Zechariah 2:1-5 says, “Then I looked up, and there before me was a man with a measuring line in his hand. I asked, “Where are you going?” He answered me, “To measure Jerusalem, to find out how wide and how long it is.” While the angel who was speaking to me was leaving, another angel came to meet him and said to him: “Run, tell that young man, ‘Jerusalem will be a city without walls because of the great number of people and animals in it. And I myself will be a wall of fire around it,’ declares the Lord, ‘and I will be its glory within.’”
These verses hit me. I love to measure. I like to measure my success. I want to see the clear lines of accomplishments and pinpoint the specifics that can be celebrated. I know I am not alone in this. I often ask myself some of the following questions: Am I doing enough and is the impact large enough? Is the new sofa in my living room and framed picture Pinterest worthy? Does the chicken saltimbocca I just made look good enough to put on Instagram and will people ask for the recipe? Are my jeans “in?”
I wonder what my life would look like in a more real mode—one without walls and measurements. What if my daily testimony to my friends and community was lived without measure? What if people truly saw my life without walls? The real life of Reagan.
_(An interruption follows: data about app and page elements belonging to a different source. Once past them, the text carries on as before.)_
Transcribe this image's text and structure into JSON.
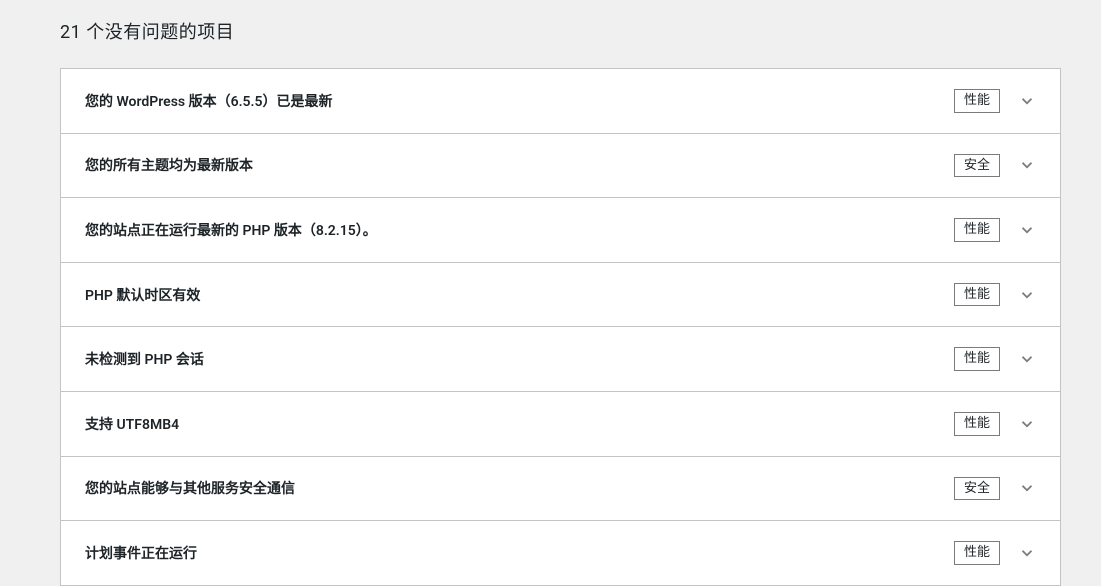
{
  "page_title": "21 个没有问题的项目",
  "badges": {
    "performance": "性能",
    "security": "安全"
  },
  "items": [
    {
      "label": "您的 WordPress 版本（6.5.5）已是最新",
      "badge": "performance"
    },
    {
      "label": "您的所有主题均为最新版本",
      "badge": "security"
    },
    {
      "label": "您的站点正在运行最新的 PHP 版本（8.2.15）。",
      "badge": "performance"
    },
    {
      "label": "PHP 默认时区有效",
      "badge": "performance"
    },
    {
      "label": "未检测到 PHP 会话",
      "badge": "performance"
    },
    {
      "label": "支持 UTF8MB4",
      "badge": "performance"
    },
    {
      "label": "您的站点能够与其他服务安全通信",
      "badge": "security"
    },
    {
      "label": "计划事件正在运行",
      "badge": "performance"
    }
  ]
}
Imagine a life that would be honest and transparent. A beautiful and messy life where people could see my everyday shortcomings. A life that would encourage my peers to realize that they are not alone in their struggles—the same ones that I am experiencing—that we are in this together. I want people to see Jesus in me and for that to happen then the boundaries and walls will need to fall to the wayside. We must live our lives without measure. No walls. No filters. No measurements. All real. This is me—transparent and true to my identity in Christ.
May we rest in the peace and presence of Jesus Christ each day knowing that HE longs for me to measure HIS goodness in ME. So, as I smell the faint hint of banana bread cooking in my own home now, glance at the dust of sugar on the counter, and wash the measuring scoop—I remember and want to remind each of you to measure HIS goodness in your life--as raw, real, and messy as it is—measure it all because it is GOOD. Let’s live life together!
Written by Reagan Maldonado, East Texas ministry engagement coordinator for Buckner Children and Family Services.